━━━━━ Available records
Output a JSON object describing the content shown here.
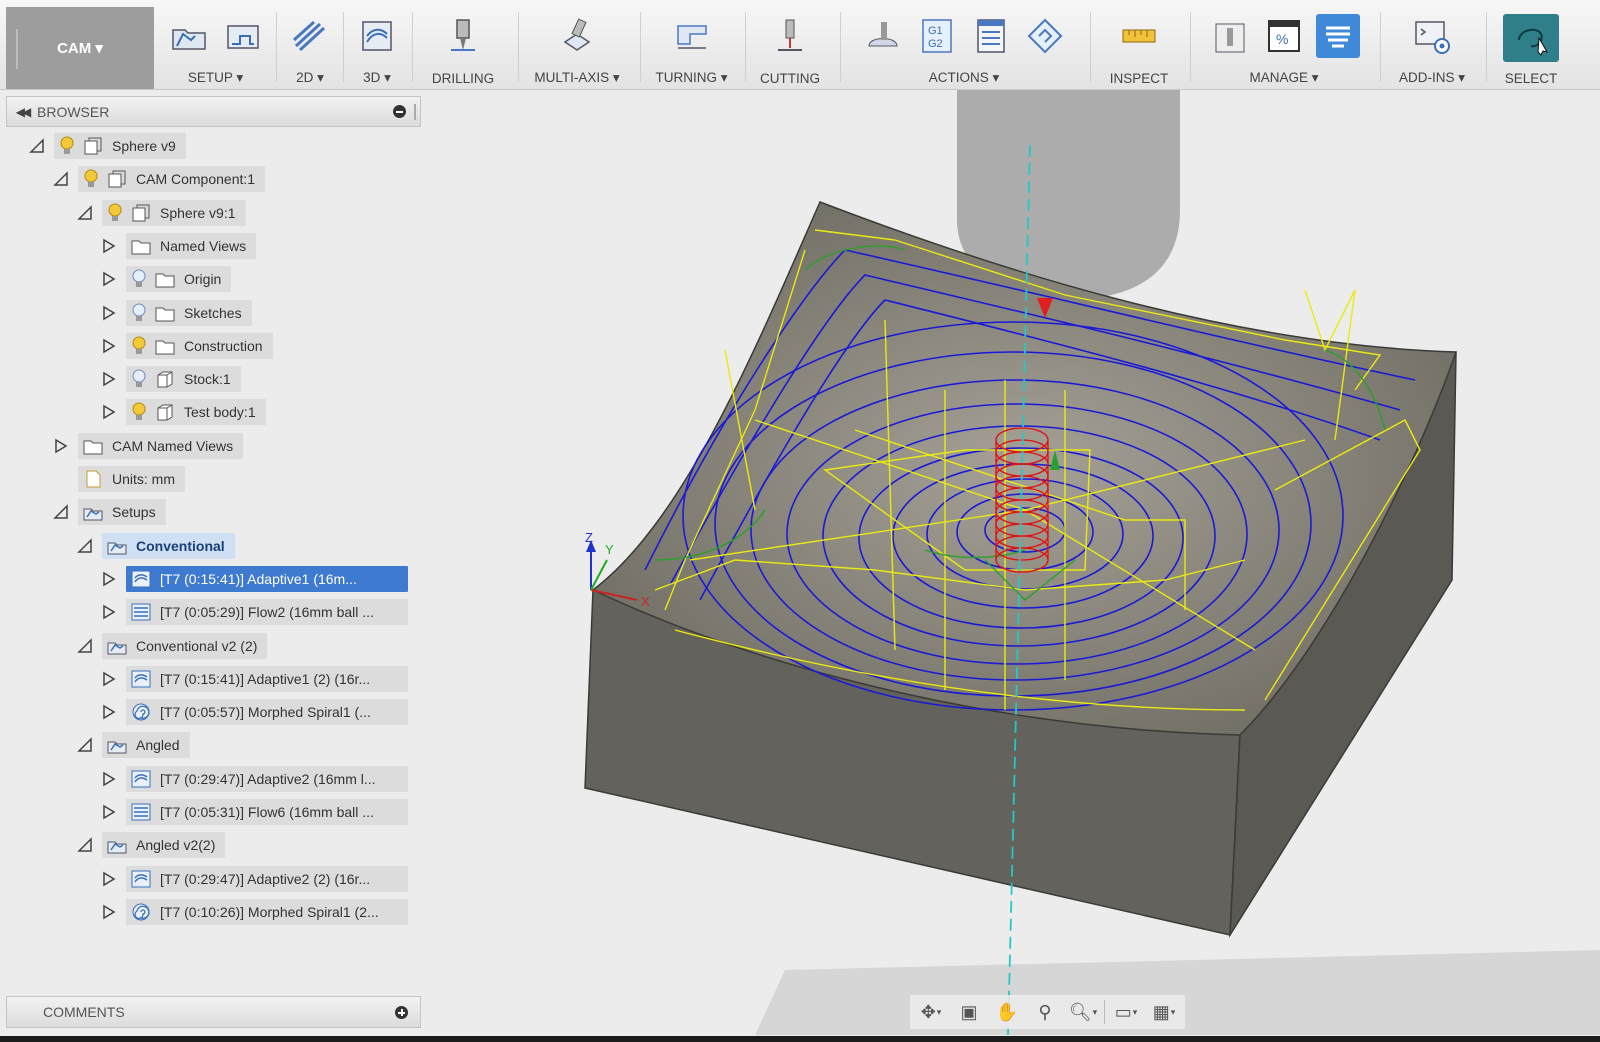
{
  "workspace": {
    "label": "CAM ▾"
  },
  "toolbar": {
    "groups": [
      {
        "label": "SETUP ▾",
        "icons": [
          "setup-folder-icon",
          "setup-sheet-icon"
        ]
      },
      {
        "label": "2D ▾",
        "icons": [
          "2d-pocket-icon"
        ]
      },
      {
        "label": "3D ▾",
        "icons": [
          "3d-adaptive-icon"
        ]
      },
      {
        "label": "DRILLING",
        "icons": [
          "drill-icon"
        ]
      },
      {
        "label": "MULTI-AXIS ▾",
        "icons": [
          "multi-axis-icon"
        ]
      },
      {
        "label": "TURNING ▾",
        "icons": [
          "turning-icon"
        ]
      },
      {
        "label": "CUTTING",
        "icons": [
          "cutting-icon"
        ]
      },
      {
        "label": "ACTIONS ▾",
        "icons": [
          "simulate-icon",
          "post-process-icon",
          "setup-sheet-actions-icon",
          "generate-icon"
        ]
      },
      {
        "label": "INSPECT",
        "icons": [
          "measure-icon"
        ]
      },
      {
        "label": "MANAGE ▾",
        "icons": [
          "tool-library-icon",
          "template-icon",
          "post-library-icon"
        ]
      },
      {
        "label": "ADD-INS ▾",
        "icons": [
          "scripts-addins-icon"
        ]
      },
      {
        "label": "SELECT",
        "icons": [
          "select-icon"
        ]
      }
    ]
  },
  "browser": {
    "title": "BROWSER",
    "items": [
      {
        "label": "Sphere v9",
        "indent": 0,
        "expanded": true,
        "bulb": "yellow",
        "icon": "component"
      },
      {
        "label": "CAM Component:1",
        "indent": 1,
        "expanded": true,
        "bulb": "yellow",
        "icon": "component"
      },
      {
        "label": "Sphere v9:1",
        "indent": 2,
        "expanded": true,
        "bulb": "yellow",
        "icon": "component"
      },
      {
        "label": "Named Views",
        "indent": 3,
        "expanded": false,
        "bulb": "none",
        "icon": "folder"
      },
      {
        "label": "Origin",
        "indent": 3,
        "expanded": false,
        "bulb": "blue",
        "icon": "folder"
      },
      {
        "label": "Sketches",
        "indent": 3,
        "expanded": false,
        "bulb": "blue",
        "icon": "folder"
      },
      {
        "label": "Construction",
        "indent": 3,
        "expanded": false,
        "bulb": "yellow",
        "icon": "folder"
      },
      {
        "label": "Stock:1",
        "indent": 3,
        "expanded": false,
        "bulb": "blue",
        "icon": "body"
      },
      {
        "label": "Test body:1",
        "indent": 3,
        "expanded": false,
        "bulb": "yellow",
        "icon": "body"
      },
      {
        "label": "CAM Named Views",
        "indent": 1,
        "expanded": false,
        "bulb": "none",
        "icon": "folder"
      },
      {
        "label": "Units: mm",
        "indent": 1,
        "expanded": null,
        "bulb": "none",
        "icon": "doc"
      },
      {
        "label": "Setups",
        "indent": 1,
        "expanded": true,
        "bulb": "none",
        "icon": "setup"
      },
      {
        "label": "Conventional",
        "indent": 2,
        "expanded": true,
        "bulb": "none",
        "icon": "setup",
        "state": "active"
      },
      {
        "label": "[T7 (0:15:41)] Adaptive1 (16m...",
        "indent": 3,
        "expanded": false,
        "bulb": "none",
        "icon": "op-adaptive",
        "state": "selected"
      },
      {
        "label": "[T7 (0:05:29)] Flow2 (16mm ball ...",
        "indent": 3,
        "expanded": false,
        "bulb": "none",
        "icon": "op-flow"
      },
      {
        "label": "Conventional v2 (2)",
        "indent": 2,
        "expanded": true,
        "bulb": "none",
        "icon": "setup"
      },
      {
        "label": "[T7 (0:15:41)] Adaptive1 (2) (16r...",
        "indent": 3,
        "expanded": false,
        "bulb": "none",
        "icon": "op-adaptive"
      },
      {
        "label": "[T7 (0:05:57)] Morphed Spiral1 (...",
        "indent": 3,
        "expanded": false,
        "bulb": "none",
        "icon": "op-spiral"
      },
      {
        "label": "Angled",
        "indent": 2,
        "expanded": true,
        "bulb": "none",
        "icon": "setup"
      },
      {
        "label": "[T7 (0:29:47)] Adaptive2 (16mm l...",
        "indent": 3,
        "expanded": false,
        "bulb": "none",
        "icon": "op-adaptive"
      },
      {
        "label": "[T7 (0:05:31)] Flow6 (16mm ball ...",
        "indent": 3,
        "expanded": false,
        "bulb": "none",
        "icon": "op-flow"
      },
      {
        "label": "Angled v2(2)",
        "indent": 2,
        "expanded": true,
        "bulb": "none",
        "icon": "setup"
      },
      {
        "label": "[T7 (0:29:47)] Adaptive2 (2) (16r...",
        "indent": 3,
        "expanded": false,
        "bulb": "none",
        "icon": "op-adaptive"
      },
      {
        "label": "[T7 (0:10:26)] Morphed Spiral1 (2...",
        "indent": 3,
        "expanded": false,
        "bulb": "none",
        "icon": "op-spiral"
      }
    ]
  },
  "comments": {
    "title": "COMMENTS"
  },
  "viewport": {
    "axis_labels": {
      "x": "X",
      "y": "Y",
      "z": "Z"
    },
    "colors": {
      "toolpath_feed": "#1a1ad6",
      "toolpath_rapid": "#f0f000",
      "toolpath_plunge": "#e01010",
      "leads": "#2aa02a",
      "model": "#6d6b65",
      "tool": "#a8a8a8"
    }
  },
  "navbar": {
    "icons": [
      "orbit-icon",
      "look-at-icon",
      "pan-icon",
      "zoom-icon",
      "zoom-window-icon",
      "display-settings-icon",
      "grid-icon"
    ]
  }
}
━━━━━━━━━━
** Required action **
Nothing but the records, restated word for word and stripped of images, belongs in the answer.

** Answer to this task **
Output a JSON object describing the content shown here.
{
  "workspace": {
    "label": "CAM ▾"
  },
  "toolbar": {
    "groups": [
      {
        "label": "SETUP ▾",
        "icons": [
          "setup-folder-icon",
          "setup-sheet-icon"
        ]
      },
      {
        "label": "2D ▾",
        "icons": [
          "2d-pocket-icon"
        ]
      },
      {
        "label": "3D ▾",
        "icons": [
          "3d-adaptive-icon"
        ]
      },
      {
        "label": "DRILLING",
        "icons": [
          "drill-icon"
        ]
      },
      {
        "label": "MULTI-AXIS ▾",
        "icons": [
          "multi-axis-icon"
        ]
      },
      {
        "label": "TURNING ▾",
        "icons": [
          "turning-icon"
        ]
      },
      {
        "label": "CUTTING",
        "icons": [
          "cutting-icon"
        ]
      },
      {
        "label": "ACTIONS ▾",
        "icons": [
          "simulate-icon",
          "post-process-icon",
          "setup-sheet-actions-icon",
          "generate-icon"
        ]
      },
      {
        "label": "INSPECT",
        "icons": [
          "measure-icon"
        ]
      },
      {
        "label": "MANAGE ▾",
        "icons": [
          "tool-library-icon",
          "template-icon",
          "post-library-icon"
        ]
      },
      {
        "label": "ADD-INS ▾",
        "icons": [
          "scripts-addins-icon"
        ]
      },
      {
        "label": "SELECT",
        "icons": [
          "select-icon"
        ]
      }
    ]
  },
  "browser": {
    "title": "BROWSER",
    "items": [
      {
        "label": "Sphere v9",
        "indent": 0,
        "expanded": true,
        "bulb": "yellow",
        "icon": "component"
      },
      {
        "label": "CAM Component:1",
        "indent": 1,
        "expanded": true,
        "bulb": "yellow",
        "icon": "component"
      },
      {
        "label": "Sphere v9:1",
        "indent": 2,
        "expanded": true,
        "bulb": "yellow",
        "icon": "component"
      },
      {
        "label": "Named Views",
        "indent": 3,
        "expanded": false,
        "bulb": "none",
        "icon": "folder"
      },
      {
        "label": "Origin",
        "indent": 3,
        "expanded": false,
        "bulb": "blue",
        "icon": "folder"
      },
      {
        "label": "Sketches",
        "indent": 3,
        "expanded": false,
        "bulb": "blue",
        "icon": "folder"
      },
      {
        "label": "Construction",
        "indent": 3,
        "expanded": false,
        "bulb": "yellow",
        "icon": "folder"
      },
      {
        "label": "Stock:1",
        "indent": 3,
        "expanded": false,
        "bulb": "blue",
        "icon": "body"
      },
      {
        "label": "Test body:1",
        "indent": 3,
        "expanded": false,
        "bulb": "yellow",
        "icon": "body"
      },
      {
        "label": "CAM Named Views",
        "indent": 1,
        "expanded": false,
        "bulb": "none",
        "icon": "folder"
      },
      {
        "label": "Units: mm",
        "indent": 1,
        "expanded": null,
        "bulb": "none",
        "icon": "doc"
      },
      {
        "label": "Setups",
        "indent": 1,
        "expanded": true,
        "bulb": "none",
        "icon": "setup"
      },
      {
        "label": "Conventional",
        "indent": 2,
        "expanded": true,
        "bulb": "none",
        "icon": "setup",
        "state": "active"
      },
      {
        "label": "[T7 (0:15:41)] Adaptive1 (16m...",
        "indent": 3,
        "expanded": false,
        "bulb": "none",
        "icon": "op-adaptive",
        "state": "selected"
      },
      {
        "label": "[T7 (0:05:29)] Flow2 (16mm ball ...",
        "indent": 3,
        "expanded": false,
        "bulb": "none",
        "icon": "op-flow"
      },
      {
        "label": "Conventional v2 (2)",
        "indent": 2,
        "expanded": true,
        "bulb": "none",
        "icon": "setup"
      },
      {
        "label": "[T7 (0:15:41)] Adaptive1 (2) (16r...",
        "indent": 3,
        "expanded": false,
        "bulb": "none",
        "icon": "op-adaptive"
      },
      {
        "label": "[T7 (0:05:57)] Morphed Spiral1 (...",
        "indent": 3,
        "expanded": false,
        "bulb": "none",
        "icon": "op-spiral"
      },
      {
        "label": "Angled",
        "indent": 2,
        "expanded": true,
        "bulb": "none",
        "icon": "setup"
      },
      {
        "label": "[T7 (0:29:47)] Adaptive2 (16mm l...",
        "indent": 3,
        "expanded": false,
        "bulb": "none",
        "icon": "op-adaptive"
      },
      {
        "label": "[T7 (0:05:31)] Flow6 (16mm ball ...",
        "indent": 3,
        "expanded": false,
        "bulb": "none",
        "icon": "op-flow"
      },
      {
        "label": "Angled v2(2)",
        "indent": 2,
        "expanded": true,
        "bulb": "none",
        "icon": "setup"
      },
      {
        "label": "[T7 (0:29:47)] Adaptive2 (2) (16r...",
        "indent": 3,
        "expanded": false,
        "bulb": "none",
        "icon": "op-adaptive"
      },
      {
        "label": "[T7 (0:10:26)] Morphed Spiral1 (2...",
        "indent": 3,
        "expanded": false,
        "bulb": "none",
        "icon": "op-spiral"
      }
    ]
  },
  "comments": {
    "title": "COMMENTS"
  },
  "viewport": {
    "axis_labels": {
      "x": "X",
      "y": "Y",
      "z": "Z"
    },
    "colors": {
      "toolpath_feed": "#1a1ad6",
      "toolpath_rapid": "#f0f000",
      "toolpath_plunge": "#e01010",
      "leads": "#2aa02a",
      "model": "#6d6b65",
      "tool": "#a8a8a8"
    }
  },
  "navbar": {
    "icons": [
      "orbit-icon",
      "look-at-icon",
      "pan-icon",
      "zoom-icon",
      "zoom-window-icon",
      "display-settings-icon",
      "grid-icon"
    ]
  }
}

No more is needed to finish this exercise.